Citation: Vanwalleghem G, Constantin L and Scott EK (2021) Calcium Imaging and the Curse of Negativity. Front. Neural Circuits 14:607391. doi: 10.3389/fncir.2020.607391

Received: 17 September 2020; Accepted: 02 December 2020;
Published: 06 January 2021.

Edited by:

Maria Gutierrez-Mecinas, University of Glasgow, United Kingdom

Reviewed by:

Guillaume Etter, McGill University, Canada
Yoshikazu Isomura, Tokyo Medical and Dental University, Japan

Copyright © 2021 Vanwalleghem, Constantin and Scott. This is an open-access article distributed under the terms of the Creative Commons Attribution License (CC BY). The use, distribution or reproduction in other forums is permitted, provided the original author(s) and the copyright owner(s) are credited and that the original publication in this journal is cited, in accordance with accepted academic practice.
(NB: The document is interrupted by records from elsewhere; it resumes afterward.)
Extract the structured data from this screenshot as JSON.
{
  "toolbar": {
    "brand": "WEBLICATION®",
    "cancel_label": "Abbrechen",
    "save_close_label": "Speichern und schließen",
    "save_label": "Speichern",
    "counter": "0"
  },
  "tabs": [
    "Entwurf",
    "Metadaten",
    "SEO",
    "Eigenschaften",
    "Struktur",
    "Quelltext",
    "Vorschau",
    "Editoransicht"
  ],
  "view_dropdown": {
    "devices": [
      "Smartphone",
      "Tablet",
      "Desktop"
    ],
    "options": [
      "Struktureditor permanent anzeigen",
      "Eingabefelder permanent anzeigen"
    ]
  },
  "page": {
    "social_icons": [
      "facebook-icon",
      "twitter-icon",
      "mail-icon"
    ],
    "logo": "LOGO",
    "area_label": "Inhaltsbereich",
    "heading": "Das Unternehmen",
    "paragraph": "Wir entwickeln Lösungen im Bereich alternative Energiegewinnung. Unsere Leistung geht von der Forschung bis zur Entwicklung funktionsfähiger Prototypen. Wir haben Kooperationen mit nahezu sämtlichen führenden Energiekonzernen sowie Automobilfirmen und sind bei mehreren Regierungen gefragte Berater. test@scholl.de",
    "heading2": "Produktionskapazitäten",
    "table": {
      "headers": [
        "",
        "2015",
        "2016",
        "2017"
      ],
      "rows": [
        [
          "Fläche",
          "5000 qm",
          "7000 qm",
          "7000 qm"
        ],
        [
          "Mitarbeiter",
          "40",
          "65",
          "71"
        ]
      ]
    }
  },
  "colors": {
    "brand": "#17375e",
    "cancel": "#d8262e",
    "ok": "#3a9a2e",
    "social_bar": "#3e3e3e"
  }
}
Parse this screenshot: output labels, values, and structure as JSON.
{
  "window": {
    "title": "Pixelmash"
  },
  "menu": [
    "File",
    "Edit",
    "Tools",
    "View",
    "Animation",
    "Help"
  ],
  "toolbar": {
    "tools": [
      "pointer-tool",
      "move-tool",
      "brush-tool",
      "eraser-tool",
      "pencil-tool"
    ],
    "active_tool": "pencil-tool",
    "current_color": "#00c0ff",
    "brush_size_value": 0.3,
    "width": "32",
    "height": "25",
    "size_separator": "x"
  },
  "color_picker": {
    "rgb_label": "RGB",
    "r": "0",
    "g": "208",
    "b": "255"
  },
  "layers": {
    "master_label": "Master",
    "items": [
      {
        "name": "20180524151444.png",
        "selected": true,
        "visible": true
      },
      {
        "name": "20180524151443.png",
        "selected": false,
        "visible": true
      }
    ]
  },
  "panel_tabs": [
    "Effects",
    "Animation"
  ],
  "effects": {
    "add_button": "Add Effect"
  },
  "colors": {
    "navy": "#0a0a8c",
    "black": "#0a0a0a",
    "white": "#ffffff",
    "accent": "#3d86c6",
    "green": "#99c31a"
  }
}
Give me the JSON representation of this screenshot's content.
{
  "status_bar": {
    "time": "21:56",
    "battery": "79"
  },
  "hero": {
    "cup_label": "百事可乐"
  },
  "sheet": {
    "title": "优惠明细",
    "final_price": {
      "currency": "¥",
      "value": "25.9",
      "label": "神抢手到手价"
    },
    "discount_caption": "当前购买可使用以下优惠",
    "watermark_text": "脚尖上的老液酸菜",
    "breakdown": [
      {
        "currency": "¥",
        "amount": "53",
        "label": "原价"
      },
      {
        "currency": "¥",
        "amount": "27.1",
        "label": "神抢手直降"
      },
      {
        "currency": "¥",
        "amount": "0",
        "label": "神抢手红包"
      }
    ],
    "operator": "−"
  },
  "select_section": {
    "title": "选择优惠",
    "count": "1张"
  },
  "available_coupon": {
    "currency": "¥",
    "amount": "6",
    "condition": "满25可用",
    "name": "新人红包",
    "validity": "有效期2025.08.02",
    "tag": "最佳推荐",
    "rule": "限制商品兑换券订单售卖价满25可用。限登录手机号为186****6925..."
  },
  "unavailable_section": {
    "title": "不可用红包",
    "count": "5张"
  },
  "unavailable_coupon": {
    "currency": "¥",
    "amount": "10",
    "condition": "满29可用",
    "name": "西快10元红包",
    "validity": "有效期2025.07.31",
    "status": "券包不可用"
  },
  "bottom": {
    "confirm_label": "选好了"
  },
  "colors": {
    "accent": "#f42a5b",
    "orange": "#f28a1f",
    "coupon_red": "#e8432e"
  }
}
No use, distribution or reproduction is permitted which does not comply with these terms.

*Correspondence: Gilles Vanwalleghem,